As the foremost tutelary deity of the wisdom-mother classification of Anuttarayoga Tantra, Chakrasamvara is common to all Sarma Schools - Sakya, Kagyu and Gelug. Within the latter he is commonly referred to as Heruka. Among the many different forms and mandalas of practice this figure of white Chakrasamvara is specifically employed for the attainment of long-life and was predominantly introduced to Tibet by the Kashmiri Pandita Shakyashri Bhadra in the 12th century. (Name inscriptions written in fine gold lettering accompany each deity. Some syllables are illegible).
The deity figures are sketched and painted in a Khyenri style first seen at Gongkar Chode Monastery in Central Tibet. The colours are very bright and the paint is layered very thick. The halos, or circles of fire, around the figures are nearly a perfect circle and the detailing is fine and intricate with the eye being able to look intently at small aspects of the figures and decorations. These are all characteristics of the Khyenri style of painting. The background is following a Chinese style of landscape painting with grassy expanses and distant green hills. The landscape is almost completely independent of the Tantric deities super-imposed onto the composition.

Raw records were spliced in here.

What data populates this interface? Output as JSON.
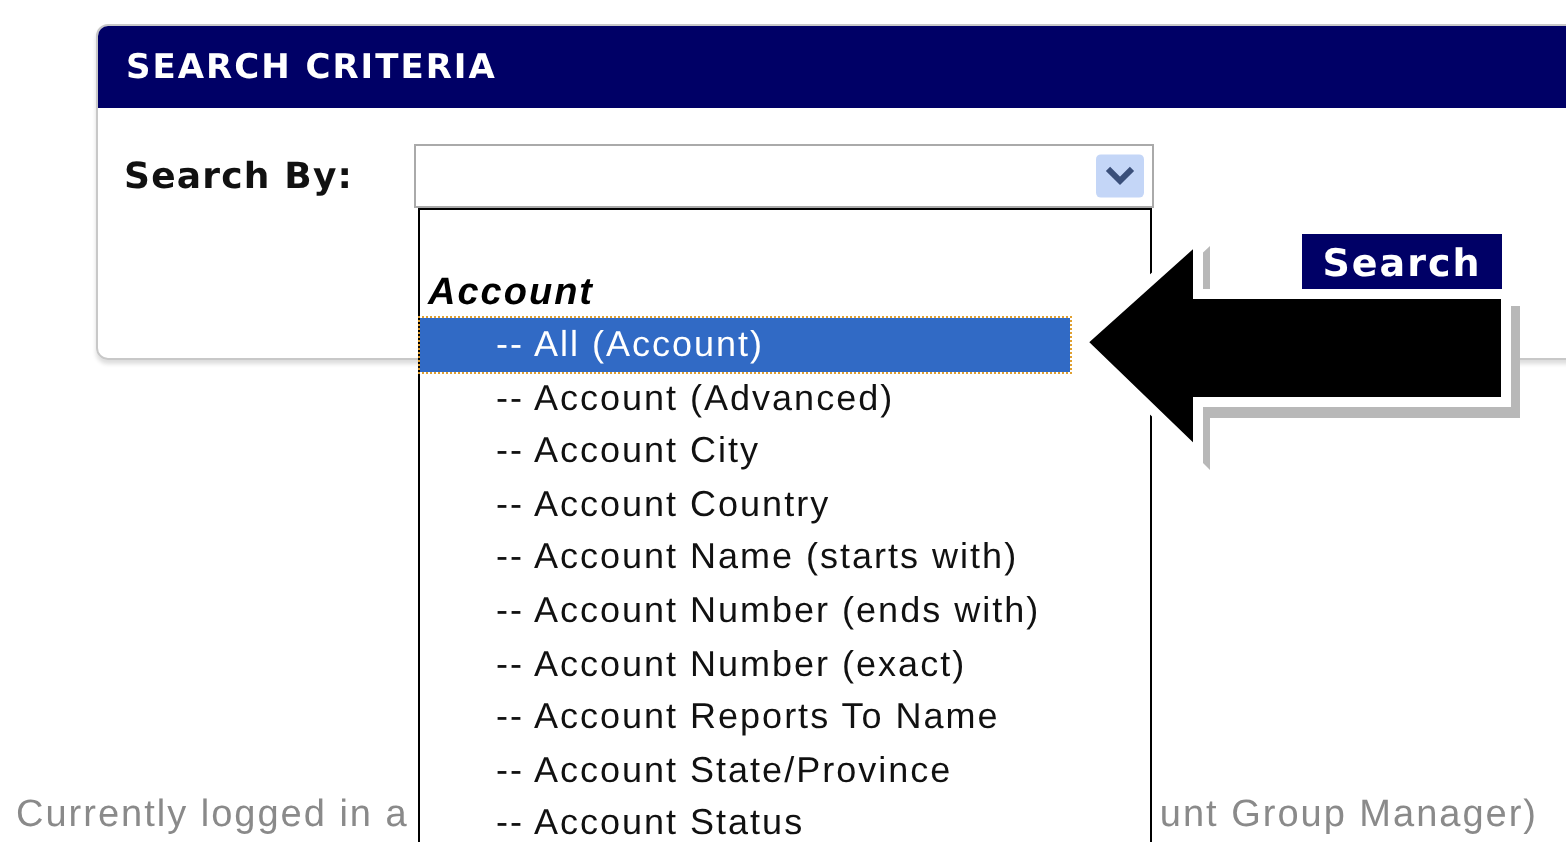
{
  "panel": {
    "title": "SEARCH CRITERIA",
    "search_by_label": "Search By:",
    "search_button": "Search"
  },
  "dropdown": {
    "group": "Account",
    "options": [
      {
        "label": "-- All (Account)",
        "selected": true
      },
      {
        "label": "-- Account (Advanced)",
        "selected": false
      },
      {
        "label": "-- Account City",
        "selected": false
      },
      {
        "label": "-- Account Country",
        "selected": false
      },
      {
        "label": "-- Account Name (starts with)",
        "selected": false
      },
      {
        "label": "-- Account Number (ends with)",
        "selected": false
      },
      {
        "label": "-- Account Number (exact)",
        "selected": false
      },
      {
        "label": "-- Account Reports To Name",
        "selected": false
      },
      {
        "label": "-- Account State/Province",
        "selected": false
      },
      {
        "label": "-- Account Status",
        "selected": false
      }
    ]
  },
  "footer": {
    "left": "Currently logged in a",
    "right": "unt Group Manager)"
  }
}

It is as if any deities, peaceful or wrathful, could just be dropped onto the landscaped canvas.
Jeff Watt 3-99
1. White Chakrasamvara Long-life Accomplishment
2. White Chakrasamvara
3. White Amitayus with Consort
4. Avalokiteshvara Heruka
6. White Vajravarahi
7. Amaravajra Devi
Front of Painting
English Translation of Inscription: [Name inscriptions beneath each figure]
Wylie Transliteration of Inscription: Starting from the top left: tshe dpag med dkar po ras chung lugs. bde mchog dkar po byang chub bsgrubs [?]. spyan ras gzigs he ru ka. bde mchog dkar po. rnam rgyal ma. 'chi med rdo rje lha mo na ma. phag mo shes rab gsal byed.